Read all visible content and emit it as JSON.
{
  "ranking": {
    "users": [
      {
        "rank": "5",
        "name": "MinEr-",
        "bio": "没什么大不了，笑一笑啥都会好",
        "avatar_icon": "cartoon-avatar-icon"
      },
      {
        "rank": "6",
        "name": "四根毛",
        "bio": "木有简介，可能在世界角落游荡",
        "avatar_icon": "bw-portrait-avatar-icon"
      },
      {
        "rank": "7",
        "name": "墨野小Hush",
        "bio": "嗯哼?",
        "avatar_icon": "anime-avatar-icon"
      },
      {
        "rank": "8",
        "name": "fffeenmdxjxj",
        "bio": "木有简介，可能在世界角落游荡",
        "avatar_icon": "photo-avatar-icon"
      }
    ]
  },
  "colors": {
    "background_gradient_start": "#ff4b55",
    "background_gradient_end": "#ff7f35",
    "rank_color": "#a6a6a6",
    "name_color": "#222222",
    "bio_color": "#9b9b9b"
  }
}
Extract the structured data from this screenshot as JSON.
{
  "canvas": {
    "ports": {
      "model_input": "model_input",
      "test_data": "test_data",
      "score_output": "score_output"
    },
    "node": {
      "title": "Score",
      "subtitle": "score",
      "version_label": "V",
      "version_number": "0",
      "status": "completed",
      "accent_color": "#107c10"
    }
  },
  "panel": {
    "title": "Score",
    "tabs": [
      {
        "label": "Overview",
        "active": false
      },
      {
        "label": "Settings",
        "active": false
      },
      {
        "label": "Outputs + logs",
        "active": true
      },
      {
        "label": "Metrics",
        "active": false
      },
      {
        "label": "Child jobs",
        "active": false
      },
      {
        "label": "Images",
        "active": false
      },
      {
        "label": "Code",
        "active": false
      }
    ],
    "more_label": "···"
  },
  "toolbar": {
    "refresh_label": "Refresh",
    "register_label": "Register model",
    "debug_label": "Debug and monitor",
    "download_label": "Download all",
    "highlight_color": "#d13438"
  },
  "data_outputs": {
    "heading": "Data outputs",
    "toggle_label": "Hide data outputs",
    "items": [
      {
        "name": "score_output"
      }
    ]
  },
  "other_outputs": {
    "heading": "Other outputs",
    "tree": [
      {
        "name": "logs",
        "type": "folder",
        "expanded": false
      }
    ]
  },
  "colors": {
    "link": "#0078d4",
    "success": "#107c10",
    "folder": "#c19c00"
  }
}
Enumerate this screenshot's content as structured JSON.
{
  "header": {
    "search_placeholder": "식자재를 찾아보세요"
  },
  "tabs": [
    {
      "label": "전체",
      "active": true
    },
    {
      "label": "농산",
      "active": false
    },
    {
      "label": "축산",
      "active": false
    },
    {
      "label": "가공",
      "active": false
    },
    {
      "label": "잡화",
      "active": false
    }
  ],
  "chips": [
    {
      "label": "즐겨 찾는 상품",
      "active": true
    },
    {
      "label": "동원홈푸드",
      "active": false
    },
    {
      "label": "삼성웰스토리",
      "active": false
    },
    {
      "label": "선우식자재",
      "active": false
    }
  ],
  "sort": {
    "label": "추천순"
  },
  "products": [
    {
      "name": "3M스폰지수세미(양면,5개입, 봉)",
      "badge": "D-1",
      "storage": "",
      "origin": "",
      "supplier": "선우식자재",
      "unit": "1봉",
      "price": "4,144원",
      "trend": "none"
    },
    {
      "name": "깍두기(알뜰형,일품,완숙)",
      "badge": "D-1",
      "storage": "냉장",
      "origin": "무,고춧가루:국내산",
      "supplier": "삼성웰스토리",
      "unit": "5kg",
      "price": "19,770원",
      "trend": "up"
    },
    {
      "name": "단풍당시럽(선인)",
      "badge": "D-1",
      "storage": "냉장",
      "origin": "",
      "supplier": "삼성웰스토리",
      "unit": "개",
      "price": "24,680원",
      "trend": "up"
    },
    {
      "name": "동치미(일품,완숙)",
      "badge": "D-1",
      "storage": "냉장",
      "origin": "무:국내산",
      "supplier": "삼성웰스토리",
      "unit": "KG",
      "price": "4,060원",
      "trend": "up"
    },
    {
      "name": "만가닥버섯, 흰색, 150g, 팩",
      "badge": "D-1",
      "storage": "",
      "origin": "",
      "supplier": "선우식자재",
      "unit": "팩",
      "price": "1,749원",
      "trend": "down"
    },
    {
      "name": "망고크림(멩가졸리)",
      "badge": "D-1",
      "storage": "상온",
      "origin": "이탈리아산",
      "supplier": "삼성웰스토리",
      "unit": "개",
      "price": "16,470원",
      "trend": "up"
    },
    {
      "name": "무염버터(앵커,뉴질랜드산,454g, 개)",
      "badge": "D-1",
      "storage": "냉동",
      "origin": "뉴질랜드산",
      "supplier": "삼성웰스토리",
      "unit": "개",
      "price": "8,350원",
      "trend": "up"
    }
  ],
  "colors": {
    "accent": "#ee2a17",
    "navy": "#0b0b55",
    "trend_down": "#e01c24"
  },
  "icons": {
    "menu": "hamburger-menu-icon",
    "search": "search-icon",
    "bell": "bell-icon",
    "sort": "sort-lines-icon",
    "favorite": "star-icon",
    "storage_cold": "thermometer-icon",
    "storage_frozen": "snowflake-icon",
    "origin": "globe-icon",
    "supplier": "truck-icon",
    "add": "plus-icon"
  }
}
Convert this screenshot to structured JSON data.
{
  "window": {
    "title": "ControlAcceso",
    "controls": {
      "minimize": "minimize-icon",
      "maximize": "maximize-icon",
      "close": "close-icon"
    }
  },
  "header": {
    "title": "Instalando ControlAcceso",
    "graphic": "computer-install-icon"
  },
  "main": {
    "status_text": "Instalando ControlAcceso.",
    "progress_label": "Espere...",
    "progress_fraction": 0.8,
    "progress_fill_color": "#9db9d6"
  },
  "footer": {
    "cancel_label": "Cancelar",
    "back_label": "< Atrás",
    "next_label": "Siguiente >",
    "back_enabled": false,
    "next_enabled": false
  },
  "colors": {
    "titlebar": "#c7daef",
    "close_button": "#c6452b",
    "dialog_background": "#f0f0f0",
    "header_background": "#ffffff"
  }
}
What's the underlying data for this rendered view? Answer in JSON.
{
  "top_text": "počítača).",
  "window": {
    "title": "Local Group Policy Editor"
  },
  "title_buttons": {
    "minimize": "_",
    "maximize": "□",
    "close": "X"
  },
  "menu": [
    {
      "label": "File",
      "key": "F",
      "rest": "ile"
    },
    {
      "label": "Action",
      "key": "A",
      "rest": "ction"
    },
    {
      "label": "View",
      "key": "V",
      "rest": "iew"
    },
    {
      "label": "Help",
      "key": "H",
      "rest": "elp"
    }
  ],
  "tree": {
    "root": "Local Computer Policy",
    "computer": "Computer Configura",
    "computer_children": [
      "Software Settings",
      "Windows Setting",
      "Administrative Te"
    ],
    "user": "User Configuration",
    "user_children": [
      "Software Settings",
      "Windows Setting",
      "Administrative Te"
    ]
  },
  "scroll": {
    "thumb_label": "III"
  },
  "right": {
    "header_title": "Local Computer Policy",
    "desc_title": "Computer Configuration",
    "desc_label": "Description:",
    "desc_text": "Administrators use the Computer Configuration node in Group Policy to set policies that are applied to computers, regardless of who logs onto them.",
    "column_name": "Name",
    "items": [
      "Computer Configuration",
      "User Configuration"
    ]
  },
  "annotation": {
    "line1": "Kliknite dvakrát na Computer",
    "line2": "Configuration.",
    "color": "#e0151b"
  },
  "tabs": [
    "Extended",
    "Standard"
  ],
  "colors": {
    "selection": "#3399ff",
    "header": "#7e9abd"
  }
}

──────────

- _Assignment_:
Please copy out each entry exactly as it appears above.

- _Problem solution_:
Read all visible content and emit it as JSON.
{
  "ranking": {
    "users": [
      {
        "rank": "5",
        "name": "MinEr-",
        "bio": "没什么大不了，笑一笑啥都会好",
        "avatar_icon": "cartoon-avatar-icon"
      },
      {
        "rank": "6",
        "name": "四根毛",
        "bio": "木有简介，可能在世界角落游荡",
        "avatar_icon": "bw-portrait-avatar-icon"
      },
      {
        "rank": "7",
        "name": "墨野小Hush",
        "bio": "嗯哼?",
        "avatar_icon": "anime-avatar-icon"
      },
      {
        "rank": "8",
        "name": "fffeenmdxjxj",
        "bio": "木有简介，可能在世界角落游荡",
        "avatar_icon": "photo-avatar-icon"
      }
    ]
  },
  "colors": {
    "background_gradient_start": "#ff4b55",
    "background_gradient_end": "#ff7f35",
    "rank_color": "#a6a6a6",
    "name_color": "#222222",
    "bio_color": "#9b9b9b"
  }
}
Extract the structured data from this screenshot as JSON.
{
  "canvas": {
    "ports": {
      "model_input": "model_input",
      "test_data": "test_data",
      "score_output": "score_output"
    },
    "node": {
      "title": "Score",
      "subtitle": "score",
      "version_label": "V",
      "version_number": "0",
      "status": "completed",
      "accent_color": "#107c10"
    }
  },
  "panel": {
    "title": "Score",
    "tabs": [
      {
        "label": "Overview",
        "active": false
      },
      {
        "label": "Settings",
        "active": false
      },
      {
        "label": "Outputs + logs",
        "active": true
      },
      {
        "label": "Metrics",
        "active": false
      },
      {
        "label": "Child jobs",
        "active": false
      },
      {
        "label": "Images",
        "active": false
      },
      {
        "label": "Code",
        "active": false
      }
    ],
    "more_label": "···"
  },
  "toolbar": {
    "refresh_label": "Refresh",
    "register_label": "Register model",
    "debug_label": "Debug and monitor",
    "download_label": "Download all",
    "highlight_color": "#d13438"
  },
  "data_outputs": {
    "heading": "Data outputs",
    "toggle_label": "Hide data outputs",
    "items": [
      {
        "name": "score_output"
      }
    ]
  },
  "other_outputs": {
    "heading": "Other outputs",
    "tree": [
      {
        "name": "logs",
        "type": "folder",
        "expanded": false
      }
    ]
  },
  "colors": {
    "link": "#0078d4",
    "success": "#107c10",
    "folder": "#c19c00"
  }
}
Enumerate this screenshot's content as structured JSON.
{
  "header": {
    "search_placeholder": "식자재를 찾아보세요"
  },
  "tabs": [
    {
      "label": "전체",
      "active": true
    },
    {
      "label": "농산",
      "active": false
    },
    {
      "label": "축산",
      "active": false
    },
    {
      "label": "가공",
      "active": false
    },
    {
      "label": "잡화",
      "active": false
    }
  ],
  "chips": [
    {
      "label": "즐겨 찾는 상품",
      "active": true
    },
    {
      "label": "동원홈푸드",
      "active": false
    },
    {
      "label": "삼성웰스토리",
      "active": false
    },
    {
      "label": "선우식자재",
      "active": false
    }
  ],
  "sort": {
    "label": "추천순"
  },
  "products": [
    {
      "name": "3M스폰지수세미(양면,5개입, 봉)",
      "badge": "D-1",
      "storage": "",
      "origin": "",
      "supplier": "선우식자재",
      "unit": "1봉",
      "price": "4,144원",
      "trend": "none"
    },
    {
      "name": "깍두기(알뜰형,일품,완숙)",
      "badge": "D-1",
      "storage": "냉장",
      "origin": "무,고춧가루:국내산",
      "supplier": "삼성웰스토리",
      "unit": "5kg",
      "price": "19,770원",
      "trend": "up"
    },
    {
      "name": "단풍당시럽(선인)",
      "badge": "D-1",
      "storage": "냉장",
      "origin": "",
      "supplier": "삼성웰스토리",
      "unit": "개",
      "price": "24,680원",
      "trend": "up"
    },
    {
      "name": "동치미(일품,완숙)",
      "badge": "D-1",
      "storage": "냉장",
      "origin": "무:국내산",
      "supplier": "삼성웰스토리",
      "unit": "KG",
      "price": "4,060원",
      "trend": "up"
    },
    {
      "name": "만가닥버섯, 흰색, 150g, 팩",
      "badge": "D-1",
      "storage": "",
      "origin": "",
      "supplier": "선우식자재",
      "unit": "팩",
      "price": "1,749원",
      "trend": "down"
    },
    {
      "name": "망고크림(멩가졸리)",
      "badge": "D-1",
      "storage": "상온",
      "origin": "이탈리아산",
      "supplier": "삼성웰스토리",
      "unit": "개",
      "price": "16,470원",
      "trend": "up"
    },
    {
      "name": "무염버터(앵커,뉴질랜드산,454g, 개)",
      "badge": "D-1",
      "storage": "냉동",
      "origin": "뉴질랜드산",
      "supplier": "삼성웰스토리",
      "unit": "개",
      "price": "8,350원",
      "trend": "up"
    }
  ],
  "colors": {
    "accent": "#ee2a17",
    "navy": "#0b0b55",
    "trend_down": "#e01c24"
  },
  "icons": {
    "menu": "hamburger-menu-icon",
    "search": "search-icon",
    "bell": "bell-icon",
    "sort": "sort-lines-icon",
    "favorite": "star-icon",
    "storage_cold": "thermometer-icon",
    "storage_frozen": "snowflake-icon",
    "origin": "globe-icon",
    "supplier": "truck-icon",
    "add": "plus-icon"
  }
}
Convert this screenshot to structured JSON data.
{
  "window": {
    "title": "ControlAcceso",
    "controls": {
      "minimize": "minimize-icon",
      "maximize": "maximize-icon",
      "close": "close-icon"
    }
  },
  "header": {
    "title": "Instalando ControlAcceso",
    "graphic": "computer-install-icon"
  },
  "main": {
    "status_text": "Instalando ControlAcceso.",
    "progress_label": "Espere...",
    "progress_fraction": 0.8,
    "progress_fill_color": "#9db9d6"
  },
  "footer": {
    "cancel_label": "Cancelar",
    "back_label": "< Atrás",
    "next_label": "Siguiente >",
    "back_enabled": false,
    "next_enabled": false
  },
  "colors": {
    "titlebar": "#c7daef",
    "close_button": "#c6452b",
    "dialog_background": "#f0f0f0",
    "header_background": "#ffffff"
  }
}
What's the underlying data for this rendered view? Answer in JSON.
{
  "top_text": "počítača).",
  "window": {
    "title": "Local Group Policy Editor"
  },
  "title_buttons": {
    "minimize": "_",
    "maximize": "□",
    "close": "X"
  },
  "menu": [
    {
      "label": "File",
      "key": "F",
      "rest": "ile"
    },
    {
      "label": "Action",
      "key": "A",
      "rest": "ction"
    },
    {
      "label": "View",
      "key": "V",
      "rest": "iew"
    },
    {
      "label": "Help",
      "key": "H",
      "rest": "elp"
    }
  ],
  "tree": {
    "root": "Local Computer Policy",
    "computer": "Computer Configura",
    "computer_children": [
      "Software Settings",
      "Windows Setting",
      "Administrative Te"
    ],
    "user": "User Configuration",
    "user_children": [
      "Software Settings",
      "Windows Setting",
      "Administrative Te"
    ]
  },
  "scroll": {
    "thumb_label": "III"
  },
  "right": {
    "header_title": "Local Computer Policy",
    "desc_title": "Computer Configuration",
    "desc_label": "Description:",
    "desc_text": "Administrators use the Computer Configuration node in Group Policy to set policies that are applied to computers, regardless of who logs onto them.",
    "column_name": "Name",
    "items": [
      "Computer Configuration",
      "User Configuration"
    ]
  },
  "annotation": {
    "line1": "Kliknite dvakrát na Computer",
    "line2": "Configuration.",
    "color": "#e0151b"
  },
  "tabs": [
    "Extended",
    "Standard"
  ],
  "colors": {
    "selection": "#3399ff",
    "header": "#7e9abd"
  }
}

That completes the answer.